The world we know now will never be the same again. No one could have foretold or prepared for the virus outbreak that would go on to cripple the global economy and threaten to undo decades of social development progress.
Wearing a mask, maintaining safe distancing, and keeping records of our whereabouts – these are some of the changes in our lives. Some have lost their jobs, or are unable to find employment; businesses are forced to rethink their processing channels and the way they carry out their operations.
Yet the COVID-19 is disproportionately affecting the vulnerable and marginalised, exacerbating their risks and impeding access to critical services such as healthcare, employment, social security and help services.
A. Impact On Livelihoods
Former beneficiaries who have achieved independence now require assistance because their livelihoods have been disrupted. Derailed because of the COVID-19 pandemic and resulting economic crisis, their livelihoods have been disrupted and they are struggling with basic needs requiring immediate attention.
Garment production and tourism in Cambodia are the largest job sectors. The high volumes of returning Cambodian nationals means more workers are competing for shrinking job opportunities as the sectors have been severely affected by COVID-19.
The pandemic has exposed socioeconomic inequalities in Singapore when 95% of Singapore’s 58,000 COVID-19 cases were contracted by low-wage migrants as a result of poor housing conditions.
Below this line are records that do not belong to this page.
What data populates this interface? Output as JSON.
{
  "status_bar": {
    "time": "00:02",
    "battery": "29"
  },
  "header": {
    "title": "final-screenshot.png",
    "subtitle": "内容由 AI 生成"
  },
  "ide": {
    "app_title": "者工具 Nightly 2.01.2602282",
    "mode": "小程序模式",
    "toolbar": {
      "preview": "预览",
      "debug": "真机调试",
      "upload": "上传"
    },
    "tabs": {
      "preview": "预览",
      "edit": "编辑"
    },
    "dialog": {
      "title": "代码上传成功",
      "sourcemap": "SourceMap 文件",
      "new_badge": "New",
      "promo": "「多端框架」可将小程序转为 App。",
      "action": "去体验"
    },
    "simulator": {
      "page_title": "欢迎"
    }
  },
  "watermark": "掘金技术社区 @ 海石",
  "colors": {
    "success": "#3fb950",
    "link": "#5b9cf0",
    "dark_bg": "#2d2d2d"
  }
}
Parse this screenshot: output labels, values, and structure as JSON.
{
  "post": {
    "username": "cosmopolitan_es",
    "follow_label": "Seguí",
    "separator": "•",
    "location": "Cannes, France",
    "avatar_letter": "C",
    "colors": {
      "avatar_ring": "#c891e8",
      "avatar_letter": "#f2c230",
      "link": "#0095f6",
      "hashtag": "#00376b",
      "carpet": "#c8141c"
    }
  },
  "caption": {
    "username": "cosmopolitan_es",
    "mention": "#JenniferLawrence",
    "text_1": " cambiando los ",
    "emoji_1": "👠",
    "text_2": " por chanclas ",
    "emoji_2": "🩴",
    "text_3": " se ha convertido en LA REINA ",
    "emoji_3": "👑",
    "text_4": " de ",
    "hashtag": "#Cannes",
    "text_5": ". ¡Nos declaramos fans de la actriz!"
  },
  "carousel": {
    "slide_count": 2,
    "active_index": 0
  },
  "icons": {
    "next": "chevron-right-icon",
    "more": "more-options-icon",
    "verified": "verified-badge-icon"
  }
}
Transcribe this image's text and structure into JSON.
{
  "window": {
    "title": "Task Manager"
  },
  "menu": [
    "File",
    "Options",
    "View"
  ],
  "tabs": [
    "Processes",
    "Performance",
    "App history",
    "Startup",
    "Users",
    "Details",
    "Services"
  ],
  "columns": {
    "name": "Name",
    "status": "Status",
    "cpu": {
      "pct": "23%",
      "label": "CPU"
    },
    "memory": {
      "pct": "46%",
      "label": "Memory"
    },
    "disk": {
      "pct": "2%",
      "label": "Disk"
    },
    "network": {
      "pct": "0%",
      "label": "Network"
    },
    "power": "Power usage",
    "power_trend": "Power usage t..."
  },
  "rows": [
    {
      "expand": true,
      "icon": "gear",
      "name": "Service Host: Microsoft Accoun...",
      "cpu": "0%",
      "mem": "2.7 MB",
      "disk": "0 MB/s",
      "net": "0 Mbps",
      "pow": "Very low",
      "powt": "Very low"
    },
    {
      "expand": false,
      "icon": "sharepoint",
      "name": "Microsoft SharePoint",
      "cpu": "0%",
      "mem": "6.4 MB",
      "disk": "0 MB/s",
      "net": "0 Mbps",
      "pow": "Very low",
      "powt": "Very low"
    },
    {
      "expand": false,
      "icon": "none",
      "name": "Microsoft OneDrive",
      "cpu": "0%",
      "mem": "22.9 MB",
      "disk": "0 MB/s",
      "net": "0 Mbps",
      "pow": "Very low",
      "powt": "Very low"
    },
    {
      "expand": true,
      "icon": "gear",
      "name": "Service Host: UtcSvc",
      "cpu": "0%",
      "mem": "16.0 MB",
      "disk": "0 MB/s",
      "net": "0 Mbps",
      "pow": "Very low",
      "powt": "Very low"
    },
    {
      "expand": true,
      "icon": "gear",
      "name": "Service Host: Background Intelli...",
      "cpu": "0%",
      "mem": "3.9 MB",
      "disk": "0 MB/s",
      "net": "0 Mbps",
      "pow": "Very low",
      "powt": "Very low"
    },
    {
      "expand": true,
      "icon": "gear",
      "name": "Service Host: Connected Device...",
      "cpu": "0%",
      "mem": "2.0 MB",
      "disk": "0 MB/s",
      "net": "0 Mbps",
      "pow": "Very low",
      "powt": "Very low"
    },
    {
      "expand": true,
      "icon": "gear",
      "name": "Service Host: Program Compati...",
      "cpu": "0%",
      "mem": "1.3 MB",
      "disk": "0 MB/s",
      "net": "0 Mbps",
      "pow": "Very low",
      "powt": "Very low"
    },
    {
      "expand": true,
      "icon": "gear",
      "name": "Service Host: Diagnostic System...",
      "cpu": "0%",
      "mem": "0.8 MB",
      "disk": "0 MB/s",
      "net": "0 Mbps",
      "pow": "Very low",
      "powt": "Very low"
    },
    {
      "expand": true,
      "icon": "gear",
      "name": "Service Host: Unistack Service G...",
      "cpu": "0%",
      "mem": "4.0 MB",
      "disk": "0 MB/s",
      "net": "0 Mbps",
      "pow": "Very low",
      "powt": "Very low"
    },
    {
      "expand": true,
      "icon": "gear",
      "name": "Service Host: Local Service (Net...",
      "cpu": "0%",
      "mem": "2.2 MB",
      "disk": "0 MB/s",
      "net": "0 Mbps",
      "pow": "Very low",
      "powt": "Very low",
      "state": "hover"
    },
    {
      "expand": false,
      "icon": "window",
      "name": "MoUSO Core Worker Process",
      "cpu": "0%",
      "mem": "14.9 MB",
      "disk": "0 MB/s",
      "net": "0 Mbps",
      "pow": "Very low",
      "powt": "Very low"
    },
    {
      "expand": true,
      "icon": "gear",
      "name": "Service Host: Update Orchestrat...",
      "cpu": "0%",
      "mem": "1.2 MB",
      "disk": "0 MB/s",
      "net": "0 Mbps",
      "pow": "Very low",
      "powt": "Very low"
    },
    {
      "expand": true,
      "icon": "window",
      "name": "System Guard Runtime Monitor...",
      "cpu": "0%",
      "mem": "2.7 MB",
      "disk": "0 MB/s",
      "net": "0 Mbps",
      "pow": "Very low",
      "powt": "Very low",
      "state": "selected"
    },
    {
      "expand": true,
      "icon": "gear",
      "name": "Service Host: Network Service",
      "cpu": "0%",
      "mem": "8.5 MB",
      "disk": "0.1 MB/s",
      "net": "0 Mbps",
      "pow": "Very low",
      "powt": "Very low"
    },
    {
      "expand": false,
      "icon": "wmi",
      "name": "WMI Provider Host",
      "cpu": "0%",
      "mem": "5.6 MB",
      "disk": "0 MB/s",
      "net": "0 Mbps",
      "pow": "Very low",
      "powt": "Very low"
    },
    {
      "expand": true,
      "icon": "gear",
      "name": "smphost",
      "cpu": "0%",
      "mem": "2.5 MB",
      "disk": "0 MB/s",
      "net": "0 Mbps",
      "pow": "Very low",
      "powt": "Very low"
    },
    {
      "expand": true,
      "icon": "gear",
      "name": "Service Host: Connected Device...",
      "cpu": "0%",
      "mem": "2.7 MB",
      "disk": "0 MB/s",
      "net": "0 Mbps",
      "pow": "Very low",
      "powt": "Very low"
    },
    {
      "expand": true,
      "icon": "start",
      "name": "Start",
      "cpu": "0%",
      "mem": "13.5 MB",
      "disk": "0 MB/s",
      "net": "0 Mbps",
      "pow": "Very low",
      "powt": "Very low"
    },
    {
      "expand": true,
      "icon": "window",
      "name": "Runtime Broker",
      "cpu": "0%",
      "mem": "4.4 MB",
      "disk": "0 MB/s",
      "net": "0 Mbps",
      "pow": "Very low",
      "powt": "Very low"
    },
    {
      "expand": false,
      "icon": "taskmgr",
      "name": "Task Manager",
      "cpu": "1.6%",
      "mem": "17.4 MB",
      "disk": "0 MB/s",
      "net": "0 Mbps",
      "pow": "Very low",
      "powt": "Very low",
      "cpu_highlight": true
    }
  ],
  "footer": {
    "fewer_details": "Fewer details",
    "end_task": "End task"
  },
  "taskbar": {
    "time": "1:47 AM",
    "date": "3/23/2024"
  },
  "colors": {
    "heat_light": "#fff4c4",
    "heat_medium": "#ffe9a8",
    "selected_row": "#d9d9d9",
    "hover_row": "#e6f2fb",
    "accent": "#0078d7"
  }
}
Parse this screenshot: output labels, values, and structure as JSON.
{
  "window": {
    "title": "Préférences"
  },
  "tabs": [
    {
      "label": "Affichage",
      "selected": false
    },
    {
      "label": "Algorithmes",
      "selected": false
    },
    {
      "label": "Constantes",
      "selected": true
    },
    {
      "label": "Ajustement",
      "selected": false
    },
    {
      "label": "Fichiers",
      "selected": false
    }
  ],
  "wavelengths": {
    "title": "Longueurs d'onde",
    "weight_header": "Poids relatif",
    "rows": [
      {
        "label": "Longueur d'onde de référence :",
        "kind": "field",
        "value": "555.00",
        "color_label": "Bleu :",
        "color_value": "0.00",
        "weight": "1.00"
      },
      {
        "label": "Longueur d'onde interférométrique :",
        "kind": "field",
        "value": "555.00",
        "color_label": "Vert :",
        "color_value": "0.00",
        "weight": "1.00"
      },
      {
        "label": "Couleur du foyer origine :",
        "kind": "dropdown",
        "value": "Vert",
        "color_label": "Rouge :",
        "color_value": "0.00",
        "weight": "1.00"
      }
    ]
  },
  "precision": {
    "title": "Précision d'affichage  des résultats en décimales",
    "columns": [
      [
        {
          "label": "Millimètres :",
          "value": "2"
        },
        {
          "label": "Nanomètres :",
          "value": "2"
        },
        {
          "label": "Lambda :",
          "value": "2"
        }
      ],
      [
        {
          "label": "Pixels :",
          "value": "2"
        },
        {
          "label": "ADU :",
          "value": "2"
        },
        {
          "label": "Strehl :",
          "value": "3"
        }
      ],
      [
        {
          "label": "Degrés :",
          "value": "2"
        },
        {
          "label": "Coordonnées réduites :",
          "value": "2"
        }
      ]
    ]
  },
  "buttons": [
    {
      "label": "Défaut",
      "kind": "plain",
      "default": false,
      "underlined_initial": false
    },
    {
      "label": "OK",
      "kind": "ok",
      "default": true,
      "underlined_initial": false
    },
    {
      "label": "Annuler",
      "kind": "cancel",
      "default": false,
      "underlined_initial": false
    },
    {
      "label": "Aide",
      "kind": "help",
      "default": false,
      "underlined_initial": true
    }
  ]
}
For several months following the country’s lockdown, workers were without income and jobs, and were unable to send money back to their waiting families.
Retail, transport, tourism and manufacturing sectors in Vietnam have sustained heavy damages. Declines in demand and grounding of air carriers in view of border closures have gravely affected the demand for production in wood processing, garment and textiles factories.
In the impoverished country of Afghanistan, the World Bank estimates an additional 10% of people are at risk of living in poverty as incomes decline.
B. Domestic Challenges
As schools closed, the move to online learning highlighted gaps in technological infrastructure and equipment. As families struggled to find work, kids were pulled out of school to support income generating activities.
With increased economic pressure on households, women face greater risk of domestic violence, and in some instances, are forced to take on jobs that puts them at risk.
HAGAR COVID-19 Response
Since the outbreak at the beginning of the year, HAGAR has been responding to the emerging needs of clients and former beneficiaries as the crisis swept across the world and engulfed marginalised communities.
The pandemic has shown that in rich and poor countries alike, a health emergency can push people into bankruptcy or poverty.
Despite the chaos brought about by the pandemic, there stands an opportunity to build a more sustainable and resilient future in which all people can thrive. COVID-19 has accelerated powerful existing trends, such as digitisation and structural reforms to land, labour, capital markets, and halted other behaviours that were experiencing tremendous momentum such as globalisation.
The world will not be able to revert to the “pre-COVID state”, at least not in the next 2-3 years according to economists’ speculations. However, we can take this as an opportunity to restart and to start well. By recognising the challenges that confront us, internalising the lessons of the pandemic and deploying the tools and technologies at hand, we can realign our focus to help the marginalised and most vulnerable, empowering them to be in a much better stead to face the next crisis in the future.
HAGAR remains steadfast in our commitment to do whatever it takes to empower survivors and equip them with capacities and skills to lead independent lives. Thank you for partnering us in this mission to relieve the oppressed and lift up the vulnerable.